Record extracts:

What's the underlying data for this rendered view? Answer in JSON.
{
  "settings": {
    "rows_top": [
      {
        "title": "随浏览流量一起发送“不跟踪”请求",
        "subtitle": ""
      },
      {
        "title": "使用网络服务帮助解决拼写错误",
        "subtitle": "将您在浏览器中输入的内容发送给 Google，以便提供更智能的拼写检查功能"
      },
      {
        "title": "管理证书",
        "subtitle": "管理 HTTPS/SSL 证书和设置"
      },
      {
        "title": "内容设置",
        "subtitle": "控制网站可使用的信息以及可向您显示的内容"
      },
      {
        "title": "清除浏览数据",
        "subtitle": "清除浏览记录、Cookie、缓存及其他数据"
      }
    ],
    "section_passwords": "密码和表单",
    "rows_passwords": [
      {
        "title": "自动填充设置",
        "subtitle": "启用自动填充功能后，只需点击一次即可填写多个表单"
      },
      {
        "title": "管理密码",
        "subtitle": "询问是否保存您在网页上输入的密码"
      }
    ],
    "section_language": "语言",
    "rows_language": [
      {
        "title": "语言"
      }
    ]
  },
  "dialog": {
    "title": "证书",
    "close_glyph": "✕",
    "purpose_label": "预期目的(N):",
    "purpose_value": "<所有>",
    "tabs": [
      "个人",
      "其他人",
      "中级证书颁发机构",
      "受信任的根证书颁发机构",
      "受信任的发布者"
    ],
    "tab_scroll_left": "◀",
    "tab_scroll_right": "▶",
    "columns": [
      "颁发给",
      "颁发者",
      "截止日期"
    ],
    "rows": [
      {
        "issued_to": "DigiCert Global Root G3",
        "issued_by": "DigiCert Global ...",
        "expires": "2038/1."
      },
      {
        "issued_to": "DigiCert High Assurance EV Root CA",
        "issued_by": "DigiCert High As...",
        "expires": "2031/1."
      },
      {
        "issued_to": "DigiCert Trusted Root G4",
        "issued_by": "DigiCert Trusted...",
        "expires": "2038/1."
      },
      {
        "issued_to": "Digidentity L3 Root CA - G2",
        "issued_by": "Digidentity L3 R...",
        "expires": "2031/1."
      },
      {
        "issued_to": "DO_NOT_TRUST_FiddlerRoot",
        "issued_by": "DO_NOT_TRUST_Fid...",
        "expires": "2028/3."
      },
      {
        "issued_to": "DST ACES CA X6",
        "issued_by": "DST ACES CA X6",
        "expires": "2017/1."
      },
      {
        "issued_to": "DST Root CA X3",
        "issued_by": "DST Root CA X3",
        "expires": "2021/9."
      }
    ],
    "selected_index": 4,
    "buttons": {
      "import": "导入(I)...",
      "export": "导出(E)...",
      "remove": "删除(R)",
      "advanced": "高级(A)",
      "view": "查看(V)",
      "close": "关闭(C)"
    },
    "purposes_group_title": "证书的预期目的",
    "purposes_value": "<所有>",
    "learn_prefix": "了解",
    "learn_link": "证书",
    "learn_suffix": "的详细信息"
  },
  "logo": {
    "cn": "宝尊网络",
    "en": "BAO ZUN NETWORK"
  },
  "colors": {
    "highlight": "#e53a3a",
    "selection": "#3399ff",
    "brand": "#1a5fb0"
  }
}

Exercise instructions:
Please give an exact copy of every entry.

Answer to this exercise:
What's the underlying data for this rendered view? Answer in JSON.
{
  "settings": {
    "rows_top": [
      {
        "title": "随浏览流量一起发送“不跟踪”请求",
        "subtitle": ""
      },
      {
        "title": "使用网络服务帮助解决拼写错误",
        "subtitle": "将您在浏览器中输入的内容发送给 Google，以便提供更智能的拼写检查功能"
      },
      {
        "title": "管理证书",
        "subtitle": "管理 HTTPS/SSL 证书和设置"
      },
      {
        "title": "内容设置",
        "subtitle": "控制网站可使用的信息以及可向您显示的内容"
      },
      {
        "title": "清除浏览数据",
        "subtitle": "清除浏览记录、Cookie、缓存及其他数据"
      }
    ],
    "section_passwords": "密码和表单",
    "rows_passwords": [
      {
        "title": "自动填充设置",
        "subtitle": "启用自动填充功能后，只需点击一次即可填写多个表单"
      },
      {
        "title": "管理密码",
        "subtitle": "询问是否保存您在网页上输入的密码"
      }
    ],
    "section_language": "语言",
    "rows_language": [
      {
        "title": "语言"
      }
    ]
  },
  "dialog": {
    "title": "证书",
    "close_glyph": "✕",
    "purpose_label": "预期目的(N):",
    "purpose_value": "<所有>",
    "tabs": [
      "个人",
      "其他人",
      "中级证书颁发机构",
      "受信任的根证书颁发机构",
      "受信任的发布者"
    ],
    "tab_scroll_left": "◀",
    "tab_scroll_right": "▶",
    "columns": [
      "颁发给",
      "颁发者",
      "截止日期"
    ],
    "rows": [
      {
        "issued_to": "DigiCert Global Root G3",
        "issued_by": "DigiCert Global ...",
        "expires": "2038/1."
      },
      {
        "issued_to": "DigiCert High Assurance EV Root CA",
        "issued_by": "DigiCert High As...",
        "expires": "2031/1."
      },
      {
        "issued_to": "DigiCert Trusted Root G4",
        "issued_by": "DigiCert Trusted...",
        "expires": "2038/1."
      },
      {
        "issued_to": "Digidentity L3 Root CA - G2",
        "issued_by": "Digidentity L3 R...",
        "expires": "2031/1."
      },
      {
        "issued_to": "DO_NOT_TRUST_FiddlerRoot",
        "issued_by": "DO_NOT_TRUST_Fid...",
        "expires": "2028/3."
      },
      {
        "issued_to": "DST ACES CA X6",
        "issued_by": "DST ACES CA X6",
        "expires": "2017/1."
      },
      {
        "issued_to": "DST Root CA X3",
        "issued_by": "DST Root CA X3",
        "expires": "2021/9."
      }
    ],
    "selected_index": 4,
    "buttons": {
      "import": "导入(I)...",
      "export": "导出(E)...",
      "remove": "删除(R)",
      "advanced": "高级(A)",
      "view": "查看(V)",
      "close": "关闭(C)"
    },
    "purposes_group_title": "证书的预期目的",
    "purposes_value": "<所有>",
    "learn_prefix": "了解",
    "learn_link": "证书",
    "learn_suffix": "的详细信息"
  },
  "logo": {
    "cn": "宝尊网络",
    "en": "BAO ZUN NETWORK"
  },
  "colors": {
    "highlight": "#e53a3a",
    "selection": "#3399ff",
    "brand": "#1a5fb0"
  }
}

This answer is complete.